** Data to use follows **
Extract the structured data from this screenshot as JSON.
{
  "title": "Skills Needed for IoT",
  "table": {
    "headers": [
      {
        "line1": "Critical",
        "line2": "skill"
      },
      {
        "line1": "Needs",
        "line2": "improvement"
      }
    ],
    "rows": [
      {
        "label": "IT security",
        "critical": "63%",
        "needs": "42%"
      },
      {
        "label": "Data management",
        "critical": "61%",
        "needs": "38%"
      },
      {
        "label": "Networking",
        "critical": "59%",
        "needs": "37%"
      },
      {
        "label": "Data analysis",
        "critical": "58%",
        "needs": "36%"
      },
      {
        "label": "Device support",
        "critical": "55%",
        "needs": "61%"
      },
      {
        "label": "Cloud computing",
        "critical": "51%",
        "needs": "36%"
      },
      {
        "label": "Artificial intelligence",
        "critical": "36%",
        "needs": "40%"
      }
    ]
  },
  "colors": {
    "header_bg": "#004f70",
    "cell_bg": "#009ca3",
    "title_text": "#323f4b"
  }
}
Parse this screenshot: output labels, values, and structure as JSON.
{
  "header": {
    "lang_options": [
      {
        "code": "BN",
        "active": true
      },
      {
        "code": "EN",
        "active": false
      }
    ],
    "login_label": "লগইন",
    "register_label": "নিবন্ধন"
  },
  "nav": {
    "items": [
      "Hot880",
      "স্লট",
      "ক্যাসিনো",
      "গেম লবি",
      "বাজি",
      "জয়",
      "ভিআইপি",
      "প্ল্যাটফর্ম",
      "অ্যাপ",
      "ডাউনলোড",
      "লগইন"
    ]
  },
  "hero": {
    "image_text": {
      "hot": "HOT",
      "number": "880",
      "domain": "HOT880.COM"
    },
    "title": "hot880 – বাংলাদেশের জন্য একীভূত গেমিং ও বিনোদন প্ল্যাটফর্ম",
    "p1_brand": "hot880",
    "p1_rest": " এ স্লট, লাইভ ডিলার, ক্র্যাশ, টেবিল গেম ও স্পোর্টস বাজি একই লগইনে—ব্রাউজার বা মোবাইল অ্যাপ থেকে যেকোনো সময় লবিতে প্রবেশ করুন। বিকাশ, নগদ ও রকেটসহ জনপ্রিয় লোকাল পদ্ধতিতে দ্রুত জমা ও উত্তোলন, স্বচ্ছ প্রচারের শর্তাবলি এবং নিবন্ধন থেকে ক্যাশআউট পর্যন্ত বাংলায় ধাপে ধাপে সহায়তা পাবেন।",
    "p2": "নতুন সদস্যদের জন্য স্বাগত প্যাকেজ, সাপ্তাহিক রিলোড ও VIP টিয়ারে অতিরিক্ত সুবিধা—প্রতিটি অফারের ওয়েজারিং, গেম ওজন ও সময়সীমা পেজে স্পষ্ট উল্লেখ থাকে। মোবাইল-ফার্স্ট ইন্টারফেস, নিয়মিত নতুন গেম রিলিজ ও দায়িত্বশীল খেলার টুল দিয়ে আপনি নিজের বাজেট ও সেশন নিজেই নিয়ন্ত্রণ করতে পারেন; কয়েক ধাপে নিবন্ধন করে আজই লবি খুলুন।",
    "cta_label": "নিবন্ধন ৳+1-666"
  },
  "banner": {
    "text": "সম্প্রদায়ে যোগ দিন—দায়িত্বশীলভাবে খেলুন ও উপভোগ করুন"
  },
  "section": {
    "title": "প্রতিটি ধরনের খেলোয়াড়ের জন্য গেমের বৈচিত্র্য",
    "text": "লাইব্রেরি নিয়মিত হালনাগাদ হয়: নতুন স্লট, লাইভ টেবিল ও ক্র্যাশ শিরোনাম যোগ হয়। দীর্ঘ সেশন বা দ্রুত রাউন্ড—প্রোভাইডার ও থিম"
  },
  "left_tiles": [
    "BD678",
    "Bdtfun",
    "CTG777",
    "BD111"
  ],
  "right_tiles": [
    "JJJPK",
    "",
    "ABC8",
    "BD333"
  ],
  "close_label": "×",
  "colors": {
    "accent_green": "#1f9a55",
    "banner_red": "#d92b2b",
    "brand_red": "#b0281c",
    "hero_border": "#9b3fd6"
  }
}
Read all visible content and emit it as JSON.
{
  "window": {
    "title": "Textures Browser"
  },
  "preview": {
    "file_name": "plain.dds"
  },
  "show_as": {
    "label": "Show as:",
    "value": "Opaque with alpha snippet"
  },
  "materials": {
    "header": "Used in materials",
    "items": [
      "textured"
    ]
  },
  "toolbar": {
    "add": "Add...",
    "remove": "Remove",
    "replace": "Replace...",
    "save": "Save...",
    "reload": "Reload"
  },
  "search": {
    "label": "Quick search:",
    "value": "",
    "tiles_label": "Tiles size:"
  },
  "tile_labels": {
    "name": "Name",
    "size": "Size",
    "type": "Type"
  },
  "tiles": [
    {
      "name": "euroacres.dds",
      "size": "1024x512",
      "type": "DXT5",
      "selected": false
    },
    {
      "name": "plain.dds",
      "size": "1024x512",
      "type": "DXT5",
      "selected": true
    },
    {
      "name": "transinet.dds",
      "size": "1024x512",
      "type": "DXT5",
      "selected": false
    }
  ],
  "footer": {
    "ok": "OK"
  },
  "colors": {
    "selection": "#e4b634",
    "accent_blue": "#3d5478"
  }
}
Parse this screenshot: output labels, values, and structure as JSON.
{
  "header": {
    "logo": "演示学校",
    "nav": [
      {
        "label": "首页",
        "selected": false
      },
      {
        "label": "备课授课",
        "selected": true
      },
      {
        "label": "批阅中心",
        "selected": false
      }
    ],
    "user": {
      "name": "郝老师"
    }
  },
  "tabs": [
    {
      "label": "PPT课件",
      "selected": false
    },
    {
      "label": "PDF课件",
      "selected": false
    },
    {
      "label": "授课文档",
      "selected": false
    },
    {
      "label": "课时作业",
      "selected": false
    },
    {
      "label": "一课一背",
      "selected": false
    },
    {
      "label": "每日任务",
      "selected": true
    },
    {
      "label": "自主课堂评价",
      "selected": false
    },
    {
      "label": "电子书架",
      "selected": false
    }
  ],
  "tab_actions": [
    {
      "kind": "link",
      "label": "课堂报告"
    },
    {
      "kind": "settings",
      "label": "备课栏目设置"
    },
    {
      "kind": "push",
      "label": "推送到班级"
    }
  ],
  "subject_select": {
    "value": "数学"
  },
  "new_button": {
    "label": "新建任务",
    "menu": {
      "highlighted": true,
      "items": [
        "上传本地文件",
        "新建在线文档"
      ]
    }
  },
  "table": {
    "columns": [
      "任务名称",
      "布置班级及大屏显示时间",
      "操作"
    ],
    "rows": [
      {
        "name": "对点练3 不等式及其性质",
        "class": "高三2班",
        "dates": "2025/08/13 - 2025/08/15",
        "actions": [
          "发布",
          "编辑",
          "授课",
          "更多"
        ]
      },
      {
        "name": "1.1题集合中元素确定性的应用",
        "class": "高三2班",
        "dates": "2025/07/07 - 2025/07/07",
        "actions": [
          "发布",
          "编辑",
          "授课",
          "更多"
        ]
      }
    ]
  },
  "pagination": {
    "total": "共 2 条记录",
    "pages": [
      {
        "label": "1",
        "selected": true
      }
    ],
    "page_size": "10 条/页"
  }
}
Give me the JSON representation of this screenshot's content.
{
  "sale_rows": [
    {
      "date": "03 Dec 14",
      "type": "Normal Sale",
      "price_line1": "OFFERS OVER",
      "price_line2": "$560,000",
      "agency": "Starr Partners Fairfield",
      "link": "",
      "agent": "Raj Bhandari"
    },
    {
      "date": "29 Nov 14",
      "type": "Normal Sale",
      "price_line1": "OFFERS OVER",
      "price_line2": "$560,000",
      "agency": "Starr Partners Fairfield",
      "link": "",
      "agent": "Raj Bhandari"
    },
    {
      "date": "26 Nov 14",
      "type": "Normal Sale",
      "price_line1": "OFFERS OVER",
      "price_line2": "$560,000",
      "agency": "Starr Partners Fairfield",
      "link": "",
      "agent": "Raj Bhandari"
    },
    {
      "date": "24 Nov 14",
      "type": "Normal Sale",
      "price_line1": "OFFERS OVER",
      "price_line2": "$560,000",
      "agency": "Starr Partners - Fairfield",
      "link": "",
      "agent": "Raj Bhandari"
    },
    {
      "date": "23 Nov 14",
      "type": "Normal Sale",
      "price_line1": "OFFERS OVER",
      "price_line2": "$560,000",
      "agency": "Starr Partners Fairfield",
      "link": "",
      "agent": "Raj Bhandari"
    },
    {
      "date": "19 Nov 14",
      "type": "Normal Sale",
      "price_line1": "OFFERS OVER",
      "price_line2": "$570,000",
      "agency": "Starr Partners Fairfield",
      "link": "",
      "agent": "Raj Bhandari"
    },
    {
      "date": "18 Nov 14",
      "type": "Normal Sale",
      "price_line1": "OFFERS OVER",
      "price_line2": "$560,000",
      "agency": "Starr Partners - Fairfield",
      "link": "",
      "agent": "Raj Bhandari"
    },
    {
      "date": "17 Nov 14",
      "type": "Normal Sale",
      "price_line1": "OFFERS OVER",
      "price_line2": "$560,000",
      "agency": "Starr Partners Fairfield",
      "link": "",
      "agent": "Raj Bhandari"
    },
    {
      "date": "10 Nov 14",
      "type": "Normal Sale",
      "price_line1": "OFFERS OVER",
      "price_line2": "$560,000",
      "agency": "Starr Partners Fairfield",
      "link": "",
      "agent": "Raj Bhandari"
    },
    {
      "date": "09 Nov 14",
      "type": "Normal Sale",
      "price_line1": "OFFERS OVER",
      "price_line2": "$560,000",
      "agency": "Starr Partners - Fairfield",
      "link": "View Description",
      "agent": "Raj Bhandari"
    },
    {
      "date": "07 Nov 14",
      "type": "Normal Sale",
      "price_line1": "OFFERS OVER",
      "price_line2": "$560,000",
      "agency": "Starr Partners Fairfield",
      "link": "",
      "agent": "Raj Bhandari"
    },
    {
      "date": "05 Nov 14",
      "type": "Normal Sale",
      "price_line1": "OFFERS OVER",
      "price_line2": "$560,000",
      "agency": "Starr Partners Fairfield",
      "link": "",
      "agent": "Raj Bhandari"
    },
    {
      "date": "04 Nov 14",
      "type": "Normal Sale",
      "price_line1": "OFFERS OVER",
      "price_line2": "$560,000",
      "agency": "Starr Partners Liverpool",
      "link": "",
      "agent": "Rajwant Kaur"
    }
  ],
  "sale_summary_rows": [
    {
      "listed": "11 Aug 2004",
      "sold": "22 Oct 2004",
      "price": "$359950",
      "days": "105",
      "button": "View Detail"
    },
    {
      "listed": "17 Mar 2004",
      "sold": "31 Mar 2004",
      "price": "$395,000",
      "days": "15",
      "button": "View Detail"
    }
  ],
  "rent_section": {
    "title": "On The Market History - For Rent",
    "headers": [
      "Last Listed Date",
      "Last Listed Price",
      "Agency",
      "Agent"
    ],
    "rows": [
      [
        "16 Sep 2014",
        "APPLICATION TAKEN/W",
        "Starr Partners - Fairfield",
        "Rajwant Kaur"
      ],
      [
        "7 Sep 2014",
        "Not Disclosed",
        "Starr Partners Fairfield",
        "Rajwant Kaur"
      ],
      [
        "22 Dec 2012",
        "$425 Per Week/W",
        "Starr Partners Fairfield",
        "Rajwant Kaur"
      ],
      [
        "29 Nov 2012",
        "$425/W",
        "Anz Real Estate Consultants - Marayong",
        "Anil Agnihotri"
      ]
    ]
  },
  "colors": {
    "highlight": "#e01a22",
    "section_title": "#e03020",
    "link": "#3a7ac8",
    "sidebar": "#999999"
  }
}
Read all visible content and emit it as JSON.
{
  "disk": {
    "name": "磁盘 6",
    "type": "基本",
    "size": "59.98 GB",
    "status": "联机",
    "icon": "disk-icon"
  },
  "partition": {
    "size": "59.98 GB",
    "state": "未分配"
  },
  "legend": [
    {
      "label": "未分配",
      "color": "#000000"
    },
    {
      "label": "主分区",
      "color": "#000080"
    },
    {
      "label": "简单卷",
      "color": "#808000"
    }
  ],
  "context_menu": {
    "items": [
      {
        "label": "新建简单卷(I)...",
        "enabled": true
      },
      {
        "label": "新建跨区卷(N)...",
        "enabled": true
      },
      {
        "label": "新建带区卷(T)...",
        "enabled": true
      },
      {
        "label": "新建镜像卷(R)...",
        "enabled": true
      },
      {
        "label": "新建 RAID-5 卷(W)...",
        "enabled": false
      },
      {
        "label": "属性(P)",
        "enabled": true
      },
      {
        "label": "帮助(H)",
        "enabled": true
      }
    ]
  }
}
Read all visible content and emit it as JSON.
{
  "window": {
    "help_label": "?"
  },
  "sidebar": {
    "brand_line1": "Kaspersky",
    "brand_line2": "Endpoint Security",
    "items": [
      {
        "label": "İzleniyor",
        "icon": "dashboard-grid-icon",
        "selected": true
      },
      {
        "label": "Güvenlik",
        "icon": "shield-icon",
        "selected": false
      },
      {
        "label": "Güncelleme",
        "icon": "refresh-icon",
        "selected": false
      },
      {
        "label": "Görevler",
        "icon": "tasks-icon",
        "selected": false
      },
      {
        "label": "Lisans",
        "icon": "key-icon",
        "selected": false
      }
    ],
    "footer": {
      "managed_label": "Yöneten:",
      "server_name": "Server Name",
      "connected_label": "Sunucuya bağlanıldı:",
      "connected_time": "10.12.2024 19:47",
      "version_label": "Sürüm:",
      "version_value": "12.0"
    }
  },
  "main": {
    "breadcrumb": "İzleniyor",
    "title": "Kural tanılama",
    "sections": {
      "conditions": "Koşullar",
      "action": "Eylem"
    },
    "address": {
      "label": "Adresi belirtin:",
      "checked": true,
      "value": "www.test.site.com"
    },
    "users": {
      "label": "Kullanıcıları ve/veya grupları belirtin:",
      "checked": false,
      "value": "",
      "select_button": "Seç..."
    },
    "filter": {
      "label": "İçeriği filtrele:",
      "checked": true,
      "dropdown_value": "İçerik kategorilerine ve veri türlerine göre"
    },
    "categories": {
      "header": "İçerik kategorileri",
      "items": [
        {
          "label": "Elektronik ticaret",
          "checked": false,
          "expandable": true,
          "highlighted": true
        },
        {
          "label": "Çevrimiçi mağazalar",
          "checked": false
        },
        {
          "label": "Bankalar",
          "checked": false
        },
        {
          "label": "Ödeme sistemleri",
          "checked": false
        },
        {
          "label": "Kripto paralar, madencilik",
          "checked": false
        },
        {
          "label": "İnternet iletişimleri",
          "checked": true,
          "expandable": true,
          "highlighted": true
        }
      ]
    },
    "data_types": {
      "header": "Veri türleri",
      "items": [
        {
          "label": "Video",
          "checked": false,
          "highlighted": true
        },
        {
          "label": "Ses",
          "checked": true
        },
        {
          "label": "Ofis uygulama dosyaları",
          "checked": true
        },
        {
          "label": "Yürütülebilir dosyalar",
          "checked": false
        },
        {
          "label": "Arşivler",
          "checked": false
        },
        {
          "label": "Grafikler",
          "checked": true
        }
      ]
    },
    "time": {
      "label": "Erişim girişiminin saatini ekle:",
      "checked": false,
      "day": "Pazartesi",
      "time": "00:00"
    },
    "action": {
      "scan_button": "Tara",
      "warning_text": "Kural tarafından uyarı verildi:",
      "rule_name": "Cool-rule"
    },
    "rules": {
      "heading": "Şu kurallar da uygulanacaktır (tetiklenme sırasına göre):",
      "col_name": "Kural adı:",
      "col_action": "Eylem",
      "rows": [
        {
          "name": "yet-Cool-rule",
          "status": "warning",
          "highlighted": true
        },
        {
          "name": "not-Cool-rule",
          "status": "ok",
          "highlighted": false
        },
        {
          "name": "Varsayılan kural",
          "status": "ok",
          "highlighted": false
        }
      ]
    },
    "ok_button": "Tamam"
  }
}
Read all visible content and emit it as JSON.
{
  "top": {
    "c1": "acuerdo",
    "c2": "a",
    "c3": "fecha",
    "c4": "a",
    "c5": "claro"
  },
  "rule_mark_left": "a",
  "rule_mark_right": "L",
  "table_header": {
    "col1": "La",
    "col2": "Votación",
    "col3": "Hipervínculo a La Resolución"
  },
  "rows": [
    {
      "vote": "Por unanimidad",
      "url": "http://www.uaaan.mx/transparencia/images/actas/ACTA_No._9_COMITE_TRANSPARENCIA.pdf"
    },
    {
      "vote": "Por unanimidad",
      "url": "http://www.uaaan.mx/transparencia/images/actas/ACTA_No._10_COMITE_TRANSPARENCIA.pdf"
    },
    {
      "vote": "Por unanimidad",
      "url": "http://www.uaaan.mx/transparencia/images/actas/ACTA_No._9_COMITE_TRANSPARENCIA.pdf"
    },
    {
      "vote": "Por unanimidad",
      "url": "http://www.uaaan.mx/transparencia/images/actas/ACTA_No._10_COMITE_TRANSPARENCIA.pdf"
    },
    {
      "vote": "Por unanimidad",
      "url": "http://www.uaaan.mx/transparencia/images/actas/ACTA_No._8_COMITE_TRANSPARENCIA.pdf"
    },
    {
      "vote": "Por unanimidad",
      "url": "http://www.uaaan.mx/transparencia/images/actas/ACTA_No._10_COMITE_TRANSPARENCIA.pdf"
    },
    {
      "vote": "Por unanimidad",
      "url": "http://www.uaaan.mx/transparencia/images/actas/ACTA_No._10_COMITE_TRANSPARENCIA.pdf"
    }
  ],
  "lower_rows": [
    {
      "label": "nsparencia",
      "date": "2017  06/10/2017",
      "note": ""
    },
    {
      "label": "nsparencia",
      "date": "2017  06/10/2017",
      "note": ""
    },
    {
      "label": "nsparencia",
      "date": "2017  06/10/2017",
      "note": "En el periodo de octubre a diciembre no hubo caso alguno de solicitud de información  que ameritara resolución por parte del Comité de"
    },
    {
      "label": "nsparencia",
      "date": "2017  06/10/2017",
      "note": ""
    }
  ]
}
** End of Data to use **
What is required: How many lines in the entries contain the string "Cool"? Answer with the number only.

Solution to this exercise: 3